Where a client asks us to instruct or not instruct a particular barrister for a discriminatory reason, eg. race, disability, we will discuss the request with them to make sure we have understood it properly. If we have, we will explain that we are not able or willing to comply with it, because it is a breach of the law (and of this policy document) and that if they persist in it we will have to cease to act.

We recommend the most suitable expert witnesses for a client’s case; factors that we take into account when considering this are:

  • Matching the individual’s needs with the expert’s particular expertise
  • Matching the complexity (or expected future complexity) of the case to the expert’s seniority/skill level
  • The expert’s availability for key dates eg. the timing of when they can offer an assessment, the timing of when they expect to supply a written report, the expected hearing date
  • Professional fees
  • The expert’s performance in previous cases in the context of our understanding why their performance might have been “below par”. Note that what we are referring to here has little to do with the ultimate outcome of a case and a lot to do with how easy they are to work with through a case. Is the assessment date kept/only moved for a good reason? Are reports produced in a reasonable period of time?

When we are looking at other services we will select suppliers based on:

  • Their ability to provide the service we are seeking
  • Their location, where relevant to the service they’re providing – we are going to try to buy local where we can, to reduce our carbon footprint and to ensure we act as a “good neighbour” towards other local businesses
  • Cost
  • Their own commitment to equality and diversity (what we look for here from a small local business will be different to what we expect from a much larger organisation)

We will maintain records of which barristers and experts are instructed with a view to undertaking diversity monitoring of these groups in the future (again, at present the numbers are too small to allow for actually anonymous collection of diversity data).

Complaints about discrimination will be dealt with promptly, fairly, openly and effectively. They will be dealt with in a way that broadly matches the ACAS guidance on employee grievances, as being the most appropriate framework in which to consider such complaints.

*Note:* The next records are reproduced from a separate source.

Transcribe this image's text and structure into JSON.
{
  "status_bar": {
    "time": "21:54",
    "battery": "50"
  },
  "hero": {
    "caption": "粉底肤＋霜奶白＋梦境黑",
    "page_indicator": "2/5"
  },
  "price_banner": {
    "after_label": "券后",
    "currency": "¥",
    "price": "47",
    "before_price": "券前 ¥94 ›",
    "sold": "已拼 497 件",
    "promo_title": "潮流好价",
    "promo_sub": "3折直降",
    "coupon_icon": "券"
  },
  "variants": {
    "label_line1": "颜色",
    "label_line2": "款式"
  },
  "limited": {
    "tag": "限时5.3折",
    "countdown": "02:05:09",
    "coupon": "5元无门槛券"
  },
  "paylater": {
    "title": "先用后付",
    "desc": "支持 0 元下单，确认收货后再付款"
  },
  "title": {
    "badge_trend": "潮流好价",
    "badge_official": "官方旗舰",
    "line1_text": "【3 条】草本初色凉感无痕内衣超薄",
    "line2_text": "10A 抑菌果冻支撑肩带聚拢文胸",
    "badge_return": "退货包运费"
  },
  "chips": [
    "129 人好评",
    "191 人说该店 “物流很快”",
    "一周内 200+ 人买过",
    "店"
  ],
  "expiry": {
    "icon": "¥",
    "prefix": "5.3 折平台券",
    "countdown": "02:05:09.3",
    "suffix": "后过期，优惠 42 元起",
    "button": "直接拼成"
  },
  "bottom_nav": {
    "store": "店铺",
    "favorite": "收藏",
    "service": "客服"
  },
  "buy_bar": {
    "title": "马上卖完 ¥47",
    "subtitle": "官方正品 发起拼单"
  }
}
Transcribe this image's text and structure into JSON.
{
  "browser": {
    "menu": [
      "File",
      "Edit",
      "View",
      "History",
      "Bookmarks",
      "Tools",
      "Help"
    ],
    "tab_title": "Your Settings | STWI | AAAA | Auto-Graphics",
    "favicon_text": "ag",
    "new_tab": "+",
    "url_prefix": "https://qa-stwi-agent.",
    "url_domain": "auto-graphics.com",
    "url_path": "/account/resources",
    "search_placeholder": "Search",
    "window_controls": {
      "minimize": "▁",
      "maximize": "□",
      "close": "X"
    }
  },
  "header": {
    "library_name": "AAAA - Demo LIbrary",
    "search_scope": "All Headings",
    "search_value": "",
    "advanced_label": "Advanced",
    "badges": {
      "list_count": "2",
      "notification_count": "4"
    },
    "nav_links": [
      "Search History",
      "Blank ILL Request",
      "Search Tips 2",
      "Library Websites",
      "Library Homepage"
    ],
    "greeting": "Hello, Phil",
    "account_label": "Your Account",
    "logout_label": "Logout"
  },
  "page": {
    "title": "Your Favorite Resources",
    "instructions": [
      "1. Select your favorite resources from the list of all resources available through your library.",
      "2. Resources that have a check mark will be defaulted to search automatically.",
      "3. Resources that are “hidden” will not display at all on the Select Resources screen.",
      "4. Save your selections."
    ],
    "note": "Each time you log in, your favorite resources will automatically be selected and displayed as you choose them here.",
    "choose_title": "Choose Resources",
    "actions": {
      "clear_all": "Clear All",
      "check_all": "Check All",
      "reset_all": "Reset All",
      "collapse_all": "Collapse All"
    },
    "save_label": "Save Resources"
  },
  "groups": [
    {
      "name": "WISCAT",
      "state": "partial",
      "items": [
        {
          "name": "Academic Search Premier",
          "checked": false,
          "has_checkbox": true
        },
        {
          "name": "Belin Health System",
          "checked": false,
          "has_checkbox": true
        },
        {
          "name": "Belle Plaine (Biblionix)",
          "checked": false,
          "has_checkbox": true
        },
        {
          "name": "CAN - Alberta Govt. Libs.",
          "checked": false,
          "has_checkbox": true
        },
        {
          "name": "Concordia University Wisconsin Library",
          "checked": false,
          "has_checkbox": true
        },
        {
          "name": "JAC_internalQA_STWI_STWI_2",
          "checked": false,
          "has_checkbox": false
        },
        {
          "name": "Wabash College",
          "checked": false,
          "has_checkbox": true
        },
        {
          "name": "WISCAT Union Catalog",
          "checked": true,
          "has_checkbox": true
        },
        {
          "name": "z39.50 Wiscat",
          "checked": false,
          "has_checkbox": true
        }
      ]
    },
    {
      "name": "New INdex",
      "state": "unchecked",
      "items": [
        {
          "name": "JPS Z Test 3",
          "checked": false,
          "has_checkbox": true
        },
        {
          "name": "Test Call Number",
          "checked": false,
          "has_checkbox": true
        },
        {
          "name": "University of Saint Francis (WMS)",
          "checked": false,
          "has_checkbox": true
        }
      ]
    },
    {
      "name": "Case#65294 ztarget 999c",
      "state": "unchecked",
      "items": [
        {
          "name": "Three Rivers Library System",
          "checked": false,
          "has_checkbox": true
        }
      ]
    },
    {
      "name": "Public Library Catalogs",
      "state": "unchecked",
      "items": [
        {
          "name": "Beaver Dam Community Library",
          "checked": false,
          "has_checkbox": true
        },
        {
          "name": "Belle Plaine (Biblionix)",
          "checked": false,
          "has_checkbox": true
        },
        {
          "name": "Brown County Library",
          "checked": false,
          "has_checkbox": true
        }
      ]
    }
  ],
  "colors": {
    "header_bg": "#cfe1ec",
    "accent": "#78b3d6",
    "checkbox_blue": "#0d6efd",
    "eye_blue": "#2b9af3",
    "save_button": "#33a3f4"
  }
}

General

 

We will always endeavour to act in ways that support those with protected characteristics and others from marginalised groups, so for example, we will:

  • Always use microphones when asked to do so
  • Challenge people at training and similar all day or half day conferences who want to work through or shorten breaks to allow for an earlier finish
  • Not appear on “all male” or “all white” panels and carefully consider whether it is appropriate for us to appear on panels where nobody is disabled

This policy will be monitored on an ongoing basis and will be reviewed with a view to updating it every two years. Where issues are identified with this policy, a review will take place to address the identified issues at the time.

We will keep records of the number and outcome of complaints made by staff, clients and third parties.

We will additionally keep records of disciplinary action taken against staff for equality and diversity issues (i.e. the numbers of disciplinary cases falling into this category).